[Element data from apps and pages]
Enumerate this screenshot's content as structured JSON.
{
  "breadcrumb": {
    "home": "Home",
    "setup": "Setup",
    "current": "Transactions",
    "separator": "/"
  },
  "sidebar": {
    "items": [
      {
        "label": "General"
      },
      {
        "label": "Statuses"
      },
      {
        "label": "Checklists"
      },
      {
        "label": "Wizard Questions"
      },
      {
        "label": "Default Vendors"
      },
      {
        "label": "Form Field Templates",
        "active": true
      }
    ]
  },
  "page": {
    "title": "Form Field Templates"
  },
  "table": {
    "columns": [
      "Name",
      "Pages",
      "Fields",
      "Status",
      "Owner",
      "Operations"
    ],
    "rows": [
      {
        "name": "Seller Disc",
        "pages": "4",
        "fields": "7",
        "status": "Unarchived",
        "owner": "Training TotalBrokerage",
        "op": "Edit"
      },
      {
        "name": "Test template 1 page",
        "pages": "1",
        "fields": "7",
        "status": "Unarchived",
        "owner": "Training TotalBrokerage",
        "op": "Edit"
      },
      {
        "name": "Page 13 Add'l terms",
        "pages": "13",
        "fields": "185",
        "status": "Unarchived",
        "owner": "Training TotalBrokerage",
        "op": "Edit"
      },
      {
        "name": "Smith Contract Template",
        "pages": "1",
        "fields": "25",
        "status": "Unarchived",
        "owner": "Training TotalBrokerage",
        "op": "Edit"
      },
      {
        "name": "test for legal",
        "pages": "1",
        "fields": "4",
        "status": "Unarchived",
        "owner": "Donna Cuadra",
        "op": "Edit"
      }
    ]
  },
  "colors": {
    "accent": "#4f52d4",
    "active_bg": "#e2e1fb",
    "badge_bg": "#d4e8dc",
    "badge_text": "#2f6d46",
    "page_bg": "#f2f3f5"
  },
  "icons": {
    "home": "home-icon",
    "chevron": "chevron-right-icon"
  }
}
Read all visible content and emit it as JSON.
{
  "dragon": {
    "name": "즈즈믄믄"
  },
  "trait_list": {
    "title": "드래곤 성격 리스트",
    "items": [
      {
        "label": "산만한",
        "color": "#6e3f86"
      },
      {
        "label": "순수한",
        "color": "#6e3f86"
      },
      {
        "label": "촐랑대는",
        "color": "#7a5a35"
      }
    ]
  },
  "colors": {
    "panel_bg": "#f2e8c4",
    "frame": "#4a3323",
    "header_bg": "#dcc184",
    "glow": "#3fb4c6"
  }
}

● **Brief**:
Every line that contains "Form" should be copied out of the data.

● **Solution below**:
        "label": "Form Field Templates",
    "title": "Form Field Templates"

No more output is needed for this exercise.